The bill, known as the “Fair Chance for Housing Act,” will go up for a vote before the New York City Council’s Committee on Civil Rights on December 8th, and currently has the support of 30 or more of the council’s 51 members.
New York City Mayor Eric Adams also indicated in a statement that his administration would be supportive of the new law, even though overall crime in his city spiked 31 percent over the summer and is showing no signs of slowing down.
“No one should be denied housing because they were once engaged with the criminal justice system, plain and simple,” Adams’ statement said. “We will work closely with our partners in the City Council to ensure this bill has maximum intended impact.”
However, the “Fair Chance for Housing Act” has also taken a fair share of criticism, with those opposed to it – including Republican Councilwoman Inna Vernikov – saying that it is not only unfair to landlords, but that it would also put the safety of other families renting in the same facilities as the alleged criminals at risk as well.
“A bill which would prohibit landlords from conducting criminal background checks of potential tenants,” Vernikov tweeted on November 23, the day before Thanksgiving. “Murdered someone? Beat up your girlfriend? Robbed? Stabbed your neighbor? No problem. Come live among us!”
Manhattan Democratic councilman Keith Powers responded to Vernikov’s tweet, saying,
“Today is supposed to be a day of gratitude, not attacking. We don’t believe in second chances anymore?”
Vernikov responded, asking Powers,
“Would you be willing to rent a floor of your home to s/o who has a long rap sheet and history of burglarizing homes/assaulting people? Would you move them next door to your grandmother? I’m not saying no to second chances, but your bill wouldn’t even allow us to see rap sheet.”

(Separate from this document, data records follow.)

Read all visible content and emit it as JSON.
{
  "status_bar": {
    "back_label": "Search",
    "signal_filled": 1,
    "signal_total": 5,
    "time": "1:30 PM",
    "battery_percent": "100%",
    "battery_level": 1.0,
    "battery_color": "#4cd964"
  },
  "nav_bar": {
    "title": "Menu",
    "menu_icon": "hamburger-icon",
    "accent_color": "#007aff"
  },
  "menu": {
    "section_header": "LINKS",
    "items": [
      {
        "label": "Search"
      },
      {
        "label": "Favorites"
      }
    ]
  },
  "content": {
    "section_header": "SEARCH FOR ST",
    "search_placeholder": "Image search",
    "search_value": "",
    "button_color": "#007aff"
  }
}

The bill, if passed, would not apply to New York City Housing Authority complexes or homeowners renting out single rooms.